Today, we cannot truly build a culture of life—nor can we consistently advocate for “justice” in any credible sense—until the massive denial of life and justice to the most innocent, most defenseless of human beings is ended.
Thus I adhere to the principle set forth by the U.S. Bishops in their 1999 document, “Living the Gospel of Life”: “We must begin with a commitment never to intentionally kill, or collude in the killing, of innocent human life.”
The bishops did not say “begin and end”; of course, we must go from there to address a wide range of issues of human suffering, threats to human life and justice. But we must begin by addressing the ONLY issue where the direct, massive killing of innocent human life is government policy.

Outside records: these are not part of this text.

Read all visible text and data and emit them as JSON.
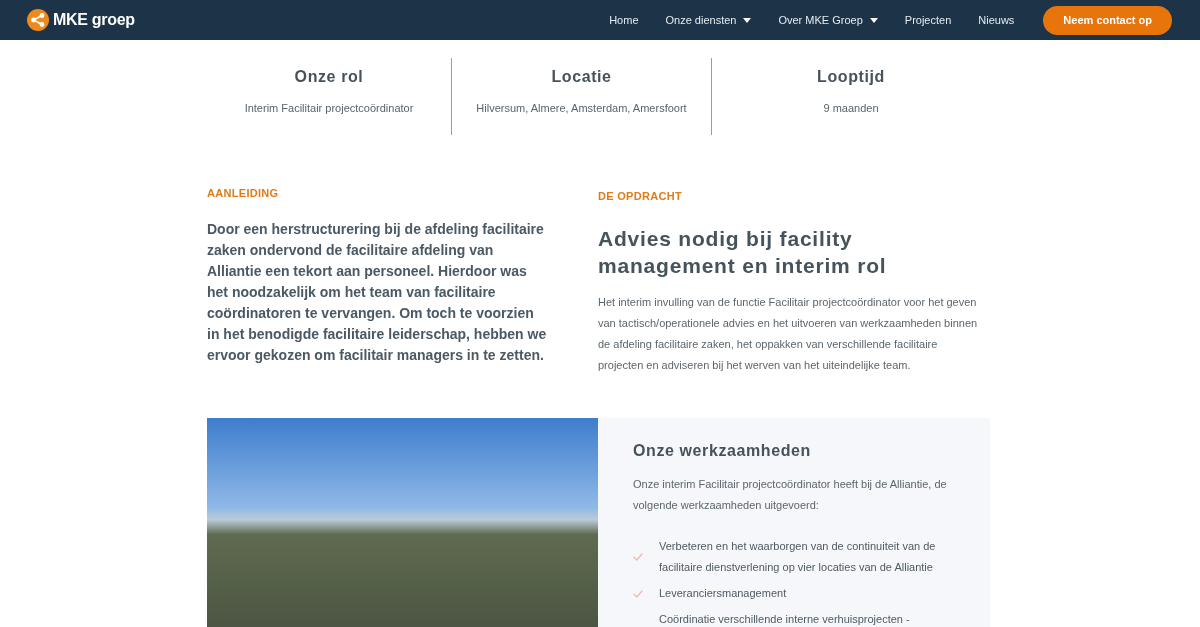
{
  "header": {
    "logo_text": "MKE groep",
    "nav": [
      {
        "label": "Home",
        "dropdown": false
      },
      {
        "label": "Onze diensten",
        "dropdown": true
      },
      {
        "label": "Over MKE Groep",
        "dropdown": true
      },
      {
        "label": "Projecten",
        "dropdown": false
      },
      {
        "label": "Nieuws",
        "dropdown": false
      }
    ],
    "cta": "Neem contact op"
  },
  "facts": [
    {
      "title": "Onze rol",
      "value": "Interim Facilitair projectcoördinator"
    },
    {
      "title": "Locatie",
      "value": "Hilversum, Almere, Amsterdam, Amersfoort"
    },
    {
      "title": "Looptijd",
      "value": "9 maanden"
    }
  ],
  "intro": {
    "label": "AANLEIDING",
    "text": "Door een herstructurering bij de afdeling facilitaire zaken ondervond de facilitaire afdeling van Alliantie een tekort aan personeel. Hierdoor was het noodzakelijk om het team van facilitaire coördinatoren te vervangen. Om toch te voorzien in het benodigde facilitaire leiderschap, hebben we ervoor gekozen om facilitair managers in te zetten."
  },
  "assignment": {
    "label": "DE OPDRACHT",
    "heading": "Advies nodig bij facility management en interim rol",
    "text": "Het interim invulling van de functie Facilitair projectcoördinator voor het geven van tactisch/operationele advies en het uitvoeren van werkzaamheden binnen de afdeling facilitaire zaken, het oppakken van verschillende facilitaire projecten en adviseren bij het werven van het uiteindelijke team."
  },
  "work": {
    "heading": "Onze werkzaamheden",
    "intro": "Onze interim Facilitair projectcoördinator heeft bij de Alliantie, de volgende werkzaamheden uitgevoerd:",
    "items": [
      {
        "text": "Verbeteren en het waarborgen van de continuiteit van de facilitaire dienstverlening op vier locaties van de Alliantie",
        "check": true
      },
      {
        "text": "Leveranciersmanagement",
        "check": true
      },
      {
        "text": "Coördinatie verschillende interne verhuisprojecten -",
        "check": false
      }
    ]
  }
}
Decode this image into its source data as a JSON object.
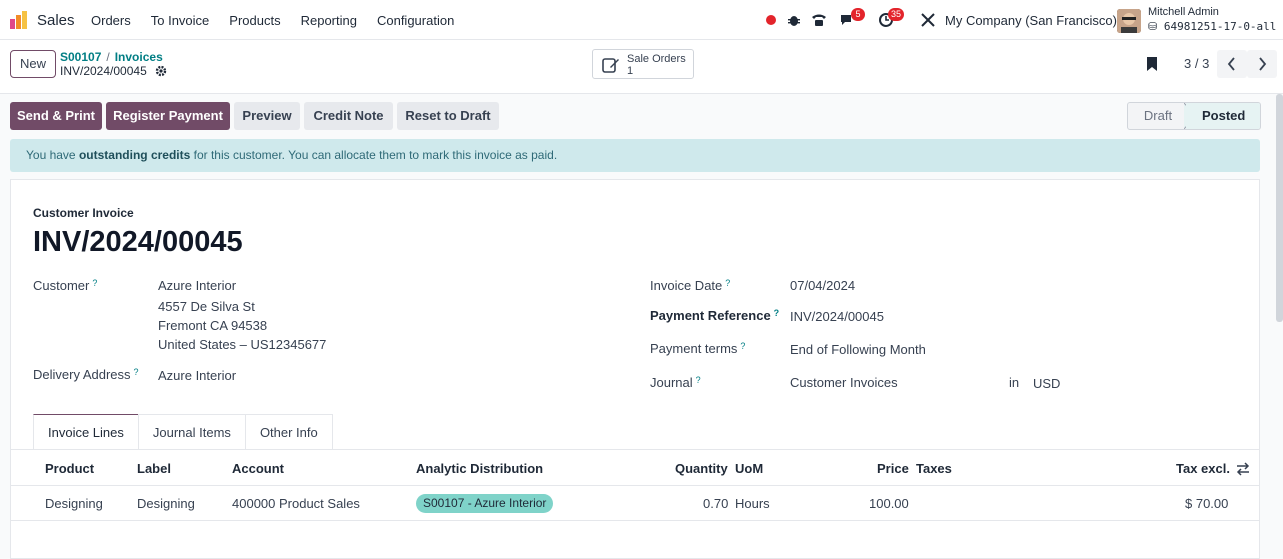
{
  "navbar": {
    "app_name": "Sales",
    "menu": [
      "Orders",
      "To Invoice",
      "Products",
      "Reporting",
      "Configuration"
    ],
    "discuss_badge": "5",
    "activity_badge": "35",
    "company": "My Company (San Francisco)",
    "user_name": "Mitchell Admin",
    "db_name": "64981251-17-0-all"
  },
  "control": {
    "new_label": "New",
    "breadcrumb": [
      "S00107",
      "Invoices"
    ],
    "breadcrumb_sep": "/",
    "record_name": "INV/2024/00045",
    "smart_button": {
      "label": "Sale Orders",
      "count": "1"
    },
    "pager": "3 / 3"
  },
  "actions": {
    "send_print": "Send & Print",
    "register_payment": "Register Payment",
    "preview": "Preview",
    "credit_note": "Credit Note",
    "reset_to_draft": "Reset to Draft"
  },
  "statusbar": {
    "draft": "Draft",
    "posted": "Posted"
  },
  "alert": {
    "before": "You have ",
    "strong": "outstanding credits",
    "after": " for this customer. You can allocate them to mark this invoice as paid."
  },
  "form": {
    "doc_type": "Customer Invoice",
    "doc_name": "INV/2024/00045",
    "customer_label": "Customer",
    "customer": "Azure Interior",
    "address": [
      "4557 De Silva St",
      "Fremont CA 94538",
      "United States – US12345677"
    ],
    "delivery_label": "Delivery Address",
    "delivery": "Azure Interior",
    "invoice_date_label": "Invoice Date",
    "invoice_date": "07/04/2024",
    "payment_ref_label": "Payment Reference",
    "payment_ref": "INV/2024/00045",
    "payment_terms_label": "Payment terms",
    "payment_terms": "End of Following Month",
    "journal_label": "Journal",
    "journal": "Customer Invoices",
    "in_label": "in",
    "currency": "USD",
    "help_mark": "?"
  },
  "tabs": [
    "Invoice Lines",
    "Journal Items",
    "Other Info"
  ],
  "lines": {
    "headers": {
      "product": "Product",
      "label": "Label",
      "account": "Account",
      "analytic": "Analytic Distribution",
      "quantity": "Quantity",
      "uom": "UoM",
      "price": "Price",
      "taxes": "Taxes",
      "tax_excl": "Tax excl."
    },
    "rows": [
      {
        "product": "Designing",
        "label": "Designing",
        "account": "400000 Product Sales",
        "analytic": "S00107 - Azure Interior",
        "quantity": "0.70",
        "uom": "Hours",
        "price": "100.00",
        "taxes": "",
        "tax_excl": "$ 70.00"
      }
    ]
  },
  "colors": {
    "brand": "#714b67",
    "link": "#017e84",
    "alert_bg": "#cfe9ec",
    "tag_bg": "#7fd3c9"
  }
}
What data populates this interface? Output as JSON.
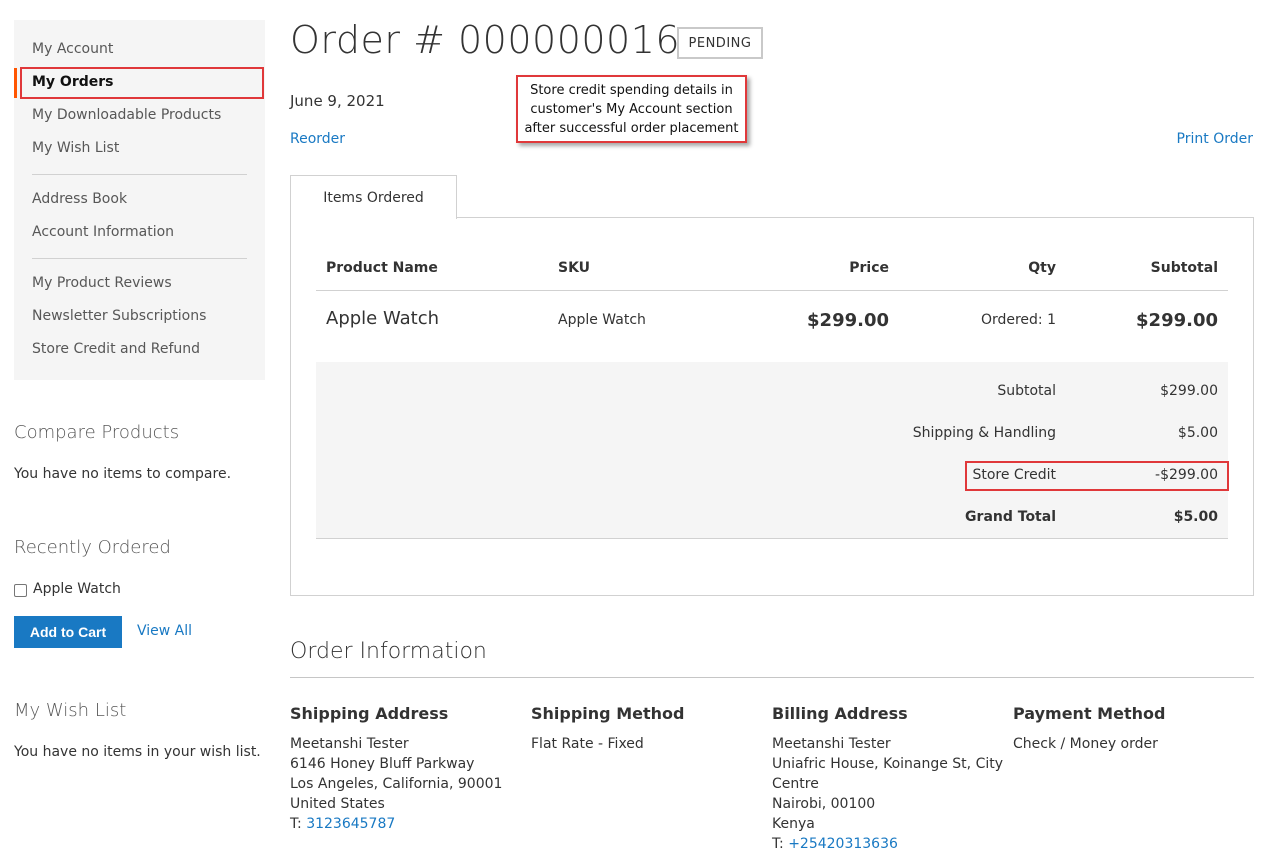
{
  "sidebar": {
    "nav": [
      {
        "label": "My Account"
      },
      {
        "label": "My Orders"
      },
      {
        "label": "My Downloadable Products"
      },
      {
        "label": "My Wish List"
      },
      {
        "label": "Address Book"
      },
      {
        "label": "Account Information"
      },
      {
        "label": "My Product Reviews"
      },
      {
        "label": "Newsletter Subscriptions"
      },
      {
        "label": "Store Credit and Refund"
      }
    ],
    "compare": {
      "title": "Compare Products",
      "empty": "You have no items to compare."
    },
    "recent": {
      "title": "Recently Ordered",
      "item": "Apple Watch",
      "add_to_cart": "Add to Cart",
      "view_all": "View All"
    },
    "wishlist": {
      "title": "My Wish List",
      "empty": "You have no items in your wish list."
    }
  },
  "order": {
    "title": "Order # 000000016",
    "status": "PENDING",
    "date": "June 9, 2021",
    "reorder": "Reorder",
    "print": "Print Order"
  },
  "callout": {
    "lines": [
      "Store credit spending details in",
      "customer's My Account section",
      "after successful order placement"
    ],
    "color": "#e0383a"
  },
  "items": {
    "tab": "Items Ordered",
    "headers": {
      "name": "Product Name",
      "sku": "SKU",
      "price": "Price",
      "qty": "Qty",
      "subtotal": "Subtotal"
    },
    "rows": [
      {
        "name": "Apple Watch",
        "sku": "Apple Watch",
        "price": "$299.00",
        "qty": "Ordered: 1",
        "subtotal": "$299.00"
      }
    ],
    "totals": [
      {
        "label": "Subtotal",
        "value": "$299.00"
      },
      {
        "label": "Shipping & Handling",
        "value": "$5.00"
      },
      {
        "label": "Store Credit",
        "value": "-$299.00"
      },
      {
        "label": "Grand Total",
        "value": "$5.00"
      }
    ]
  },
  "info": {
    "title": "Order Information",
    "shipping_address": {
      "title": "Shipping Address",
      "lines": [
        "Meetanshi Tester",
        "6146 Honey Bluff Parkway",
        "Los Angeles, California, 90001",
        "United States"
      ],
      "phone_prefix": "T: ",
      "phone": "3123645787"
    },
    "shipping_method": {
      "title": "Shipping Method",
      "value": "Flat Rate - Fixed"
    },
    "billing_address": {
      "title": "Billing Address",
      "lines": [
        "Meetanshi Tester",
        "Uniafric House, Koinange St, City",
        "Centre",
        "Nairobi, 00100",
        "Kenya"
      ],
      "phone_prefix": "T: ",
      "phone": "+25420313636"
    },
    "payment_method": {
      "title": "Payment Method",
      "value": "Check / Money order"
    }
  },
  "colors": {
    "link": "#1979c3",
    "accent": "#ff5501",
    "highlight": "#e0383a",
    "button": "#1979c3"
  }
}
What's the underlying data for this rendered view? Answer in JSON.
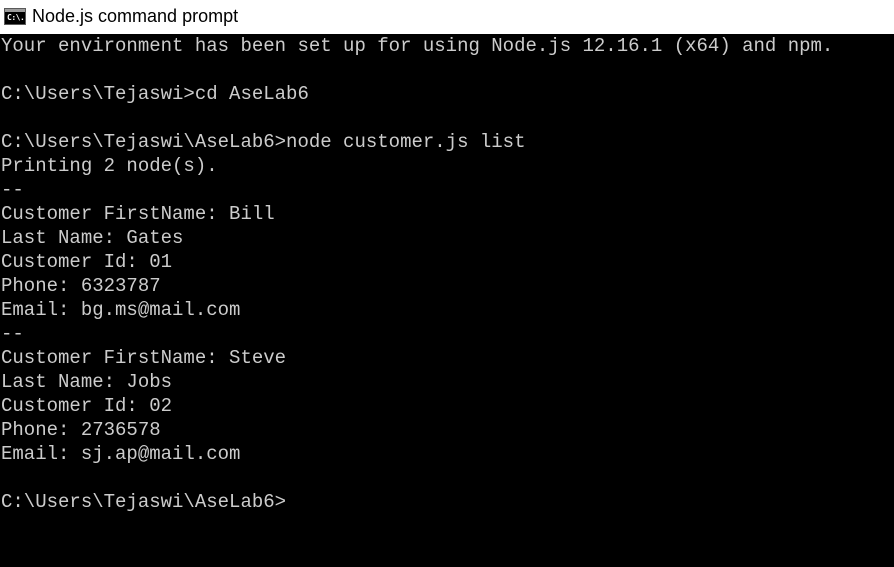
{
  "window": {
    "title": "Node.js command prompt",
    "icon": "console-icon",
    "icon_glyph": "C:\\."
  },
  "console": {
    "lines": [
      "Your environment has been set up for using Node.js 12.16.1 (x64) and npm.",
      "",
      "C:\\Users\\Tejaswi>cd AseLab6",
      "",
      "C:\\Users\\Tejaswi\\AseLab6>node customer.js list",
      "Printing 2 node(s).",
      "--",
      "Customer FirstName: Bill",
      "Last Name: Gates",
      "Customer Id: 01",
      "Phone: 6323787",
      "Email: bg.ms@mail.com",
      "--",
      "Customer FirstName: Steve",
      "Last Name: Jobs",
      "Customer Id: 02",
      "Phone: 2736578",
      "Email: sj.ap@mail.com",
      "",
      "C:\\Users\\Tejaswi\\AseLab6>"
    ]
  },
  "colors": {
    "console_bg": "#000000",
    "console_text": "#cccccc",
    "titlebar_bg": "#ffffff"
  }
}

Because it is that reality—that this killing is carried out “under mantle of law,” in Cardinal Bernardin’s words—that “undermines respect for life in all other contexts.”
Moreover, by invoking abortion as a “solution” to a range of social concerns—poverty, child abuse, disability—the abortion mentality invites us to destroy the victims, rather than the causes, of human suffering. And that has implications far beyond the millions of unborn children killed every year—as if that reality were not horrific enough.
Consider a couple of examples of how the abortion mentality negatively impacts other issues of life and justice.
Take our responsibility to protect the environment. We constantly hear that climate change is “settled science.” I’m not quite sure what that means. Do we know that certain changes are not just cyclical? Do we know if, and how much, human activity is a contributing factor? If so, do we know what the solutions are? More importantly, do we really know what the long-term effects are? I’m not debunking this; I readily admit I don’t know enough about it. I’m trying to learn, but it is sometimes difficult to discern what is science from what is ideology.
Contrast this with what we KNOW to be settled science—that every child in utero is a growing, developing, LIVING human being. Yet we disregard that science, destroying these lives by the thousands every day. How do we allow that settled science to be ignored, but expect to convince people to respond to the relatively less settled science of global warming?
Or consider the death penalty, which I ardently oppose. But the death penalty is not used to intentionally kill innocent people. Of course, it does result in innocent people being wrongly executed. That is one of the reasons to oppose it, though our Catholic reasons run much deeper.
But how do we sensitize people to the value of the life of even the most hardened, violent murderer, when we have become absolutely morally numbed to the massive killing of the most innocent, most defenseless, of human lives?
Of course, giving special attention to protecting the unborn does not—and should not—preclude our also doing what we can to address other issues of life and justice (allowing, of course, for differing prudential judgements; agreeing on injustices to be addressed does not require being in lockstep on solutions. That is a topic for a future post.)
The problem comes when we have to make political choices, as between one candidate who opposes abortion and another whose stands on other “justice” issues we may like, but who supports the legalized killing of the unborn.
In such cases, I would never presume to tell my fellow Catholics who they must vote for. I will, however, try to persuade them that the injustice of abortion is so massive, and so all-encompassing in its undermining of respect for human life, that perhaps they might see it as I do: as a disqualifying issue that precludes my voting for a pro-abortion candidate.
And I would ask those who disagree: Would a Catholic in 19th century America have been justified in voting against a candidate solely because that candidate supported the continued enslavement of millions of human beings?
Or would that, too, have been unacceptable “single issue” voting?